Start of Provided data
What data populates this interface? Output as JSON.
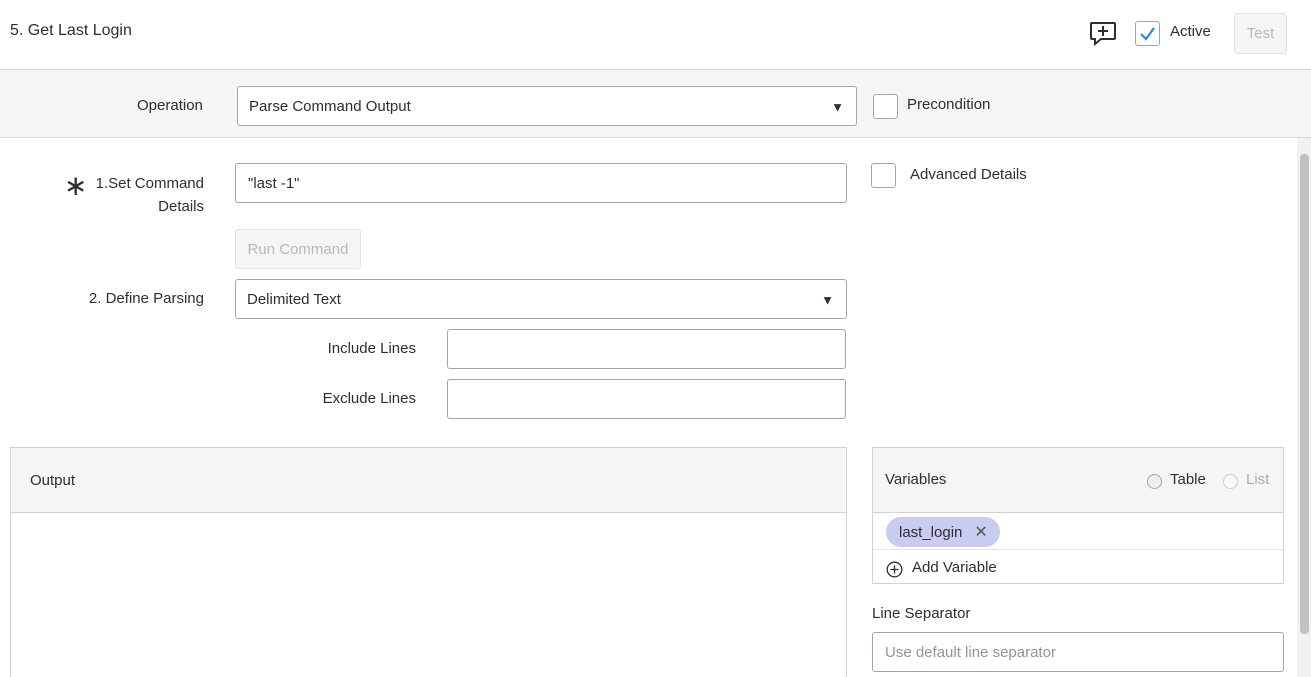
{
  "header": {
    "title": "5. Get Last Login",
    "active_label": "Active",
    "active_checked": true,
    "test_label": "Test"
  },
  "operation": {
    "label": "Operation",
    "selected": "Parse Command Output",
    "precondition_label": "Precondition"
  },
  "command": {
    "label_line1": "1.Set Command",
    "label_line2": "Details",
    "value": "\"last -1\"",
    "advanced_label": "Advanced Details",
    "run_label": "Run Command"
  },
  "parsing": {
    "label": "2. Define Parsing",
    "selected": "Delimited Text",
    "include_label": "Include Lines",
    "include_value": "",
    "exclude_label": "Exclude Lines",
    "exclude_value": ""
  },
  "output": {
    "title": "Output"
  },
  "variables": {
    "title": "Variables",
    "option_table": "Table",
    "option_list": "List",
    "chips": [
      "last_login"
    ],
    "add_label": "Add Variable"
  },
  "line_separator": {
    "label": "Line Separator",
    "placeholder": "Use default line separator"
  },
  "colors": {
    "accent": "#1f8ce6",
    "chip": "#c9cbf0",
    "band": "#f4f5f6"
  }
}
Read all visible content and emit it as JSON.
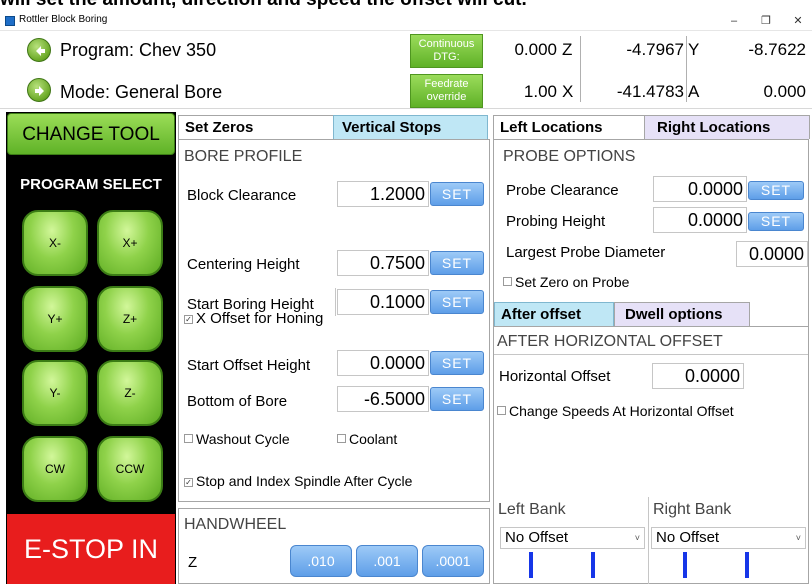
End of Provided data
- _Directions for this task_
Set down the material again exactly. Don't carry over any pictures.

- _Task answer_
What data populates this interface? Output as JSON.
{
  "header": {
    "title": "5. Get Last Login",
    "active_label": "Active",
    "active_checked": true,
    "test_label": "Test"
  },
  "operation": {
    "label": "Operation",
    "selected": "Parse Command Output",
    "precondition_label": "Precondition"
  },
  "command": {
    "label_line1": "1.Set Command",
    "label_line2": "Details",
    "value": "\"last -1\"",
    "advanced_label": "Advanced Details",
    "run_label": "Run Command"
  },
  "parsing": {
    "label": "2. Define Parsing",
    "selected": "Delimited Text",
    "include_label": "Include Lines",
    "include_value": "",
    "exclude_label": "Exclude Lines",
    "exclude_value": ""
  },
  "output": {
    "title": "Output"
  },
  "variables": {
    "title": "Variables",
    "option_table": "Table",
    "option_list": "List",
    "chips": [
      "last_login"
    ],
    "add_label": "Add Variable"
  },
  "line_separator": {
    "label": "Line Separator",
    "placeholder": "Use default line separator"
  },
  "colors": {
    "accent": "#1f8ce6",
    "chip": "#c9cbf0",
    "band": "#f4f5f6"
  }
}
Read all visible content and emit it as JSON.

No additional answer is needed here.